**TASK DETAILS:** Search the listing for the word "Directory" and copy every line where it turns up.

+++

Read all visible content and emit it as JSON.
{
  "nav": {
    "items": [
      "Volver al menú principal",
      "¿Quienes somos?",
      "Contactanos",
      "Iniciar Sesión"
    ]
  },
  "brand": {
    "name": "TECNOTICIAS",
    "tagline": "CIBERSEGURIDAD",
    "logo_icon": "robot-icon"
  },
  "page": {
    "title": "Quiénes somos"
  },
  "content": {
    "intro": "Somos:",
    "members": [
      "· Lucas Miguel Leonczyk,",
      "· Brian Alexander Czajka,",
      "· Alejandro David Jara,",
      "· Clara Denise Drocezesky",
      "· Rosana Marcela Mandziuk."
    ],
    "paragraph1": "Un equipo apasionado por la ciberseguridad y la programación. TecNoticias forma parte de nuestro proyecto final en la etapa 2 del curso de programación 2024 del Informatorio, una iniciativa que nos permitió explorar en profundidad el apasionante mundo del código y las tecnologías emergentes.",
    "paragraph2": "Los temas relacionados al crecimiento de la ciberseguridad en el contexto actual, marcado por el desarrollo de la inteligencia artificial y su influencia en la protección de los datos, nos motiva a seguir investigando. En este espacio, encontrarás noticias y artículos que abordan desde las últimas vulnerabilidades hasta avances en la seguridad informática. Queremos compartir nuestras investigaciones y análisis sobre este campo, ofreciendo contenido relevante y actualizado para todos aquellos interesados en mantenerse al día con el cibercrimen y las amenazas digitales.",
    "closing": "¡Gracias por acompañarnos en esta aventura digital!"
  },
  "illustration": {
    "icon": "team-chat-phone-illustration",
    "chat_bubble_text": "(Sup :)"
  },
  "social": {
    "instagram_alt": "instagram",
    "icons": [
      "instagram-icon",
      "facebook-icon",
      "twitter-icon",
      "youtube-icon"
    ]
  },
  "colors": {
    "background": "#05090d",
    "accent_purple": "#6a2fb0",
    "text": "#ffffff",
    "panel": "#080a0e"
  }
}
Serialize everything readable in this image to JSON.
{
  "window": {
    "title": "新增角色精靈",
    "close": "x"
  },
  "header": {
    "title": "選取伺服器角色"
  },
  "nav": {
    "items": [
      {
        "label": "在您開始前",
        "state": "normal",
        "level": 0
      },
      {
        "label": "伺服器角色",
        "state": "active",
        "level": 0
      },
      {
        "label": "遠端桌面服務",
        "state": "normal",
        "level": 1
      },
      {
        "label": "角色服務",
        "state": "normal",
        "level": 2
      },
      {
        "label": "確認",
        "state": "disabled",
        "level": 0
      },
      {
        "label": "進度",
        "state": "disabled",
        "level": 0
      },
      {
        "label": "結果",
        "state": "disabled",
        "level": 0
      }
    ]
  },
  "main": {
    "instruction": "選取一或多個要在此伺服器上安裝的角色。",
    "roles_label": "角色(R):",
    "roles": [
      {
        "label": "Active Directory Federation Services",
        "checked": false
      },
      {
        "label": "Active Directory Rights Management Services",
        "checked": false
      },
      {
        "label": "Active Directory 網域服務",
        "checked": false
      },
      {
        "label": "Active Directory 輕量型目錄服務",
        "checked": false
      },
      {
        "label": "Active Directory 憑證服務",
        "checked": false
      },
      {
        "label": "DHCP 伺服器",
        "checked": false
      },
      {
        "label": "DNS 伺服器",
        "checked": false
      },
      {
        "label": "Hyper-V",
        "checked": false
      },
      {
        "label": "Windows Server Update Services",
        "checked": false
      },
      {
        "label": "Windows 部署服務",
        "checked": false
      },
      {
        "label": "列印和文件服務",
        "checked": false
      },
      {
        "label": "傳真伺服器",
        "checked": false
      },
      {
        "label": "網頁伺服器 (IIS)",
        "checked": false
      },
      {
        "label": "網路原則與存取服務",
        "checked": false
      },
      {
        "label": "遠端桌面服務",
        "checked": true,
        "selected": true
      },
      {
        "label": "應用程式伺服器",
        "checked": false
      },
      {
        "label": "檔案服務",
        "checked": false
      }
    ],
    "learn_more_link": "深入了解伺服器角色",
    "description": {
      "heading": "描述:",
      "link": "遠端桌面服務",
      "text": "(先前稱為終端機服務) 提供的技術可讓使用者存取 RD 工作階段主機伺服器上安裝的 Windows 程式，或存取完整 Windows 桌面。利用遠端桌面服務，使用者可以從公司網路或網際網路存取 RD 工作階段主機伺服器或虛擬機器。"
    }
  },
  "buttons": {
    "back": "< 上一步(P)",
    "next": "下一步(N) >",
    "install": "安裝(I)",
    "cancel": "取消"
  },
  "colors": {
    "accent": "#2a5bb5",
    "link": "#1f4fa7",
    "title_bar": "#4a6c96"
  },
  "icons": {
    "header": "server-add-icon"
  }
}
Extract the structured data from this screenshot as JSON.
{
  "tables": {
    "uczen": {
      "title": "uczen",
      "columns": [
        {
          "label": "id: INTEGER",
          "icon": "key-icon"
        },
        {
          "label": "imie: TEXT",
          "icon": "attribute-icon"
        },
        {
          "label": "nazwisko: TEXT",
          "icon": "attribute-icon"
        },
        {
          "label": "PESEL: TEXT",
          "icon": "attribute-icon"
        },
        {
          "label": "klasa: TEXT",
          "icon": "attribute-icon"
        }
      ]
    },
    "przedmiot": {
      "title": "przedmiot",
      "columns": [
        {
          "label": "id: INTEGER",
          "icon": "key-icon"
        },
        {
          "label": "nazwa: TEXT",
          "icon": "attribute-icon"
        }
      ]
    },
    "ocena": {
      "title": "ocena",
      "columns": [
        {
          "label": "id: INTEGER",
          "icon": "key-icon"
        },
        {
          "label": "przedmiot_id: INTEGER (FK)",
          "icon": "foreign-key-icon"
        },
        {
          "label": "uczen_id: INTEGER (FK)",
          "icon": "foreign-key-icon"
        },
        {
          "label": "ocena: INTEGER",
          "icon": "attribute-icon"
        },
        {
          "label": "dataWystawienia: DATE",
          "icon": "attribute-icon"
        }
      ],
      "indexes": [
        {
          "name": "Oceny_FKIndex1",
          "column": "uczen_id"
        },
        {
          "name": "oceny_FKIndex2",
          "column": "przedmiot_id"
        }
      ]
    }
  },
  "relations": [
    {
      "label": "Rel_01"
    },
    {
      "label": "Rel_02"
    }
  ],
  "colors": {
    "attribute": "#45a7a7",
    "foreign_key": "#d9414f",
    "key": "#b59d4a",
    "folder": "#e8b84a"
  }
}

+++

**RESULT OF THIS TASK:**
        "label": "Active Directory Federation Services",
        "label": "Active Directory Rights Management Services",
        "label": "Active Directory 網域服務",
        "label": "Active Directory 輕量型目錄服務",
        "label": "Active Directory 憑證服務",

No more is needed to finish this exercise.